Eventually, Domine sees the possibility of Old Louisville joining such leading lights of local charm as Savannah, Charleston and New Orleans, which all have busy year-round calendars of various celebrations. Meantime, his third book will be a regional cookbook, expected out next year.
At least one Louisvillian with considerable “experience” with the ghostly is glad to go with the flow of how the Old Louisville Chamber of Commerce brings its frightful tales to the public. Dale Clark, vice president of the Louisville Ghost Hunters Association, is experienced in tours, having previously been involved when his association led folks through Waverly
, and he commends Domine’s style as author and as tour guide.
“Louisville is a city that has so much history, anything that can bring it to light is valuable,” he says.
The director of the Historic Old Louisville Visitors Center, Nore Ghibaudy, recalls genuine paranormal investigators — not just, say, Spalding students who try to connect with ill-fated souls who might reside in the grand mansion hidden within the university’s administration building.
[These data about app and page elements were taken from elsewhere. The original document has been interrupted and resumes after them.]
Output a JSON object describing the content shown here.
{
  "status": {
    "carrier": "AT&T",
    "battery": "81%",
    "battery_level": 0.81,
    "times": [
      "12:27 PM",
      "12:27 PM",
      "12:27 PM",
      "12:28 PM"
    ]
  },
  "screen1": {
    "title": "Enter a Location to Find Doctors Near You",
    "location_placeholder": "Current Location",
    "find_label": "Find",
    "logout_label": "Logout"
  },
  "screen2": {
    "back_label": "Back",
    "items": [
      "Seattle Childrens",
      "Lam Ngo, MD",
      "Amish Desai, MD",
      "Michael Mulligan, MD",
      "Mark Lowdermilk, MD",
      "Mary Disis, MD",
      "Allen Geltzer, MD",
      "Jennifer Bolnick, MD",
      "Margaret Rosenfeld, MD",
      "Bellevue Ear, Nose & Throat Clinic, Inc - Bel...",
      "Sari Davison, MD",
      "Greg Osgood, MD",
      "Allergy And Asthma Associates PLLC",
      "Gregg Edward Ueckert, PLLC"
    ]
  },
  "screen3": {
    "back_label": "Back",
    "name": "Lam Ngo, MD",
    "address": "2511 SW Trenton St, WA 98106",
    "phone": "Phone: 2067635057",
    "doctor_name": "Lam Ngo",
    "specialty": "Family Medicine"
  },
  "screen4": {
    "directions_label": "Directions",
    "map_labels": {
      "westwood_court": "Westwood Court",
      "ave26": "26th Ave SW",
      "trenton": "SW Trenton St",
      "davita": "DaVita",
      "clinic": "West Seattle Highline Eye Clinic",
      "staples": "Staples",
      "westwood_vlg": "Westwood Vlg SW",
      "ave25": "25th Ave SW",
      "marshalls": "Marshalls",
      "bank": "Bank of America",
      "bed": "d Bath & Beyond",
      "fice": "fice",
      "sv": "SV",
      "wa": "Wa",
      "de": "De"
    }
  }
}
“We do know people who have investigated, yes, they’ve come in from other states,” Ghibaudy says. “I remember one group set up at Waverly with their meters, they stayed overnight.”
But Ghibaudy, like Domine, sees the odd stories as a way of bolstering tourism and related community ventures. His allegiance is more with those who would want to know more about a property they saw on a garden tour or holiday decoration tour (and apparently many who take one of these tours will come back for others — the properties on tour agendas are rotated, with common highlight features) than for those who want to take the time to know a specific spirit from beyond this world.
“I don’t put those connections together or anything. When it comes to people intrigued by décor of the mansions, say, I’ve done that … But when it comes to spirituality, that is not our place to do.”
One thing that’s definitely within the bailiwick of a neighborhood chamber of commerce and visitors center is to take advantage of a cultural windfall, and Ghibaudy immediately saw the potential of Domine’s first book when, soon after its release, “the visitors center was inundated with calls from the neighborhood. We took the messages and passed them along to David. Of course, sometimes the account of an incident breaks down pretty quickly — someone notices their walls shaking, and it turned out that they vibrated from truck traffic nearby.”
Domine says that he gets book-worthy material from about 10 percent of the incidents reported to him. Whether or not the local ghosts believe they’re being used as an excuse for a good party, Ghibaudy expects that the living will take advantage of the opportunity during the masquerade ball, with many dressing in period costume that will join with the mansion’s ambience to eerie effect. The Visitors Center (www.oldlouisville.net) is taking ball reservations through Thursday.
Contact the writer at [email protected]